| Quote #10
They live generally to seventy, or seventy-five years, very seldom to fourscore. Some weeks before their death, they feel a gradual decay; but without pain. During this time they are much visited by their friends, because they cannot go abroad with their usual ease and satisfaction. However, about ten days before their death, which they seldom fail in computing, they return the visits that have been made them by those who are nearest in the neighbourhood, being carried in a convenient sledge drawn by Yahoos; which vehicle they use, not only upon this occasion, but when they grow old, upon long journeys, or when they are lamed by any accident: and therefore when the dying Houyhnhnms return those visits, they take a solemn leave of their friends, as if they were going to some remote part of the country, where they designed to pass the rest of their lives. (4.9.10)

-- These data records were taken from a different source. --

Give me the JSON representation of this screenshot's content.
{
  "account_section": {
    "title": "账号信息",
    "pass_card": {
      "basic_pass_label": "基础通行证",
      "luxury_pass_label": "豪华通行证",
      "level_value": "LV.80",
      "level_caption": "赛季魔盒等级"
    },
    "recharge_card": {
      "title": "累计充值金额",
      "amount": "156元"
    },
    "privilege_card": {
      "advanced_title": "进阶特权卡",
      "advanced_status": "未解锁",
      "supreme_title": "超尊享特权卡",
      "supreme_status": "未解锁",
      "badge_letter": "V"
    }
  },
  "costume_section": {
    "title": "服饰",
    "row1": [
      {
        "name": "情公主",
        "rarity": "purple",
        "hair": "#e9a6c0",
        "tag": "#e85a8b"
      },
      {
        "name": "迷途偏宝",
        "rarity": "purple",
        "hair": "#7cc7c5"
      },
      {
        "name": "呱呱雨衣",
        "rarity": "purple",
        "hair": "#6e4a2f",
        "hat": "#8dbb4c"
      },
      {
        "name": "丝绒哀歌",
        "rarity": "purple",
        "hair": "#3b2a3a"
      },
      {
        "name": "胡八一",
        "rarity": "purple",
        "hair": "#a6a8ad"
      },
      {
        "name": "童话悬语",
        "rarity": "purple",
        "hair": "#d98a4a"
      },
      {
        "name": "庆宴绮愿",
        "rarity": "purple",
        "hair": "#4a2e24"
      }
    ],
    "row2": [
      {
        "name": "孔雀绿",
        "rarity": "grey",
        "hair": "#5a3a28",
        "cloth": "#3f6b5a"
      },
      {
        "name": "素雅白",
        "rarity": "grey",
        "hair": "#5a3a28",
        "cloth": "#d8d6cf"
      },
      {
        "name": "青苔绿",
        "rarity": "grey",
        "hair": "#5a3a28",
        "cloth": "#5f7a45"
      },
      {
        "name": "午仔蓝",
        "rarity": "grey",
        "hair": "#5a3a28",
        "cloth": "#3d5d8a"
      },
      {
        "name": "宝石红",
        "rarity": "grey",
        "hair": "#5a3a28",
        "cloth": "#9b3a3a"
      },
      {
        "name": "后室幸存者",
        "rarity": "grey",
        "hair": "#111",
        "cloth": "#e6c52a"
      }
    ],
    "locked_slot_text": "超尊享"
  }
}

The death of the Houyhnhnm starts out with a kind of pre-death wake that the dying Houyhnhnm himself gets to attend. He visits with all of his friends and then disappears to die with dignity. What do you think of this model of death? How does it compare to American funeral customs? What are its benefits?